§ What is needed: Your reply should be one number: how many lines of the records below contain the string "период".

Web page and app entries

========

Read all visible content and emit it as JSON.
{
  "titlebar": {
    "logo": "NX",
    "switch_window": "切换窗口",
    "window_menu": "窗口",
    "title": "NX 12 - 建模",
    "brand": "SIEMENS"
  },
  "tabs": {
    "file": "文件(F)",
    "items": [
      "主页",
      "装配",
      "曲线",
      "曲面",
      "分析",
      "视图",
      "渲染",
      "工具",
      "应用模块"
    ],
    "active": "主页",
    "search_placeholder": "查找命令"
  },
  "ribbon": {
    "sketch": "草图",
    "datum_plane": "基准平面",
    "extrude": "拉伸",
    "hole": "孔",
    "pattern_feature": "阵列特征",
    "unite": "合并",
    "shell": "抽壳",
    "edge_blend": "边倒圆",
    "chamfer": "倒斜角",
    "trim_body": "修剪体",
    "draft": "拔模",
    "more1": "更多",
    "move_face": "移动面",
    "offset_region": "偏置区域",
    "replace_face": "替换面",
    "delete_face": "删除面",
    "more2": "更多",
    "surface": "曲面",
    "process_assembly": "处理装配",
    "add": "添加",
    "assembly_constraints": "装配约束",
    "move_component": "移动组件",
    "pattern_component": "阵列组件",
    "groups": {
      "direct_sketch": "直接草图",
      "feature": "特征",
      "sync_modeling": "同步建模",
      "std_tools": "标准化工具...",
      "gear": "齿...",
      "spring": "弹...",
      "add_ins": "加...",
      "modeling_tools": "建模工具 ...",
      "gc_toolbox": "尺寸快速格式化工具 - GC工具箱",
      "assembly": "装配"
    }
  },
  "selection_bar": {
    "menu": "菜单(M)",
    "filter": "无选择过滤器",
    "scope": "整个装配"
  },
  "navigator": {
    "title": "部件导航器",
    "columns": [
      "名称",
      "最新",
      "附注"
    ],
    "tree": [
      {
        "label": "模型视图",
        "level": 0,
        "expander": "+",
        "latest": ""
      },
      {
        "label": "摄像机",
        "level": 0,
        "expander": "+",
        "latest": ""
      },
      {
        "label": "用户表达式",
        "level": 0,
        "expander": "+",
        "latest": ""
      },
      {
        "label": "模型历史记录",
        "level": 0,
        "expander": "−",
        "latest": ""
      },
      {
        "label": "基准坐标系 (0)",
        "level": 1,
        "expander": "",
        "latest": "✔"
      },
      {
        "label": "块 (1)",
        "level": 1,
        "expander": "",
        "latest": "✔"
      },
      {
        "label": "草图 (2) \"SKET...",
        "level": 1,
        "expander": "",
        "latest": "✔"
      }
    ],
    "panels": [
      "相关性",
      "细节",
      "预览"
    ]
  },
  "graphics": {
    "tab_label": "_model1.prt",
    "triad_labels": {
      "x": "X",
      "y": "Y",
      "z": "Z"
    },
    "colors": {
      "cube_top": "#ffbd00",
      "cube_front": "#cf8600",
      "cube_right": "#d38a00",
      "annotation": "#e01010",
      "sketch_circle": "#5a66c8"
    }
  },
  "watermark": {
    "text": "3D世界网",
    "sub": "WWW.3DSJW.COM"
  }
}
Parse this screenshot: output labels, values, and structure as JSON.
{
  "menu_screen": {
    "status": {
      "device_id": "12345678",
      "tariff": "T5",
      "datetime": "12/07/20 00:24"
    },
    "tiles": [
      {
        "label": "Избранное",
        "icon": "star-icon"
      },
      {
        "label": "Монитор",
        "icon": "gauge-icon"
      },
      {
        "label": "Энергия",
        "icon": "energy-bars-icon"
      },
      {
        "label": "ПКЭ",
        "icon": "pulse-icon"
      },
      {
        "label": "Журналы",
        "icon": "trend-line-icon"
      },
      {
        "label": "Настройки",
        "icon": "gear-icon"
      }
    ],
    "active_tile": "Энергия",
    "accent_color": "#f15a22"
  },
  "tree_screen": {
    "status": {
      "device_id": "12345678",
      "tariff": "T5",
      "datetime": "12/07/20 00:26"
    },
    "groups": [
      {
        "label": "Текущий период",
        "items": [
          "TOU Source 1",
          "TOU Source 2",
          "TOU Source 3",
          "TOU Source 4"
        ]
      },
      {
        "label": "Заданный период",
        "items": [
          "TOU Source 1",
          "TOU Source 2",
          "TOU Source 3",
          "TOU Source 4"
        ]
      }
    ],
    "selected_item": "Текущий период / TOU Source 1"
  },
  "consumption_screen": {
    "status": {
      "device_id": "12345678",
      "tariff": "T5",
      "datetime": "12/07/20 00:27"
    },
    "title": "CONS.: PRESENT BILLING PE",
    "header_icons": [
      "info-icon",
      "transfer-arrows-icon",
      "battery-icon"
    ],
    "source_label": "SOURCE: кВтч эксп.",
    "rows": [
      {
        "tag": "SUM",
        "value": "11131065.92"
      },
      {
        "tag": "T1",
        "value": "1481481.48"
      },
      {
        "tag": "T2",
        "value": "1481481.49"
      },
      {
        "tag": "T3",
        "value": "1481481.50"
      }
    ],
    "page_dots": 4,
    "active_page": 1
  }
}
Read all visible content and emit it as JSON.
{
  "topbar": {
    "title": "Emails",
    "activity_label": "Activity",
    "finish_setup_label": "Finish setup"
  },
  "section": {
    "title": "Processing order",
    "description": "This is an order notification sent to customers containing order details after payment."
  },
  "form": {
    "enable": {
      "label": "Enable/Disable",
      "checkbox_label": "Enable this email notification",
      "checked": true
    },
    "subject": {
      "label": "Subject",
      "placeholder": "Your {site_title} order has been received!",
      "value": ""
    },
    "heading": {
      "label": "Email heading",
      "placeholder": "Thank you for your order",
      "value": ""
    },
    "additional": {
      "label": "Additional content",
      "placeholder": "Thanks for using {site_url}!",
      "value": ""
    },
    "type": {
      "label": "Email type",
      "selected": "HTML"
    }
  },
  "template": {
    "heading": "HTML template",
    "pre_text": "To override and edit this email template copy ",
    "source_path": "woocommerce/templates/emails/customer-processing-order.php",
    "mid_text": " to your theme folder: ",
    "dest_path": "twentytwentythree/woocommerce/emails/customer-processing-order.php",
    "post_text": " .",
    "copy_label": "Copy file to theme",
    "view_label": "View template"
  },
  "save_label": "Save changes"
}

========

§ Task response: 3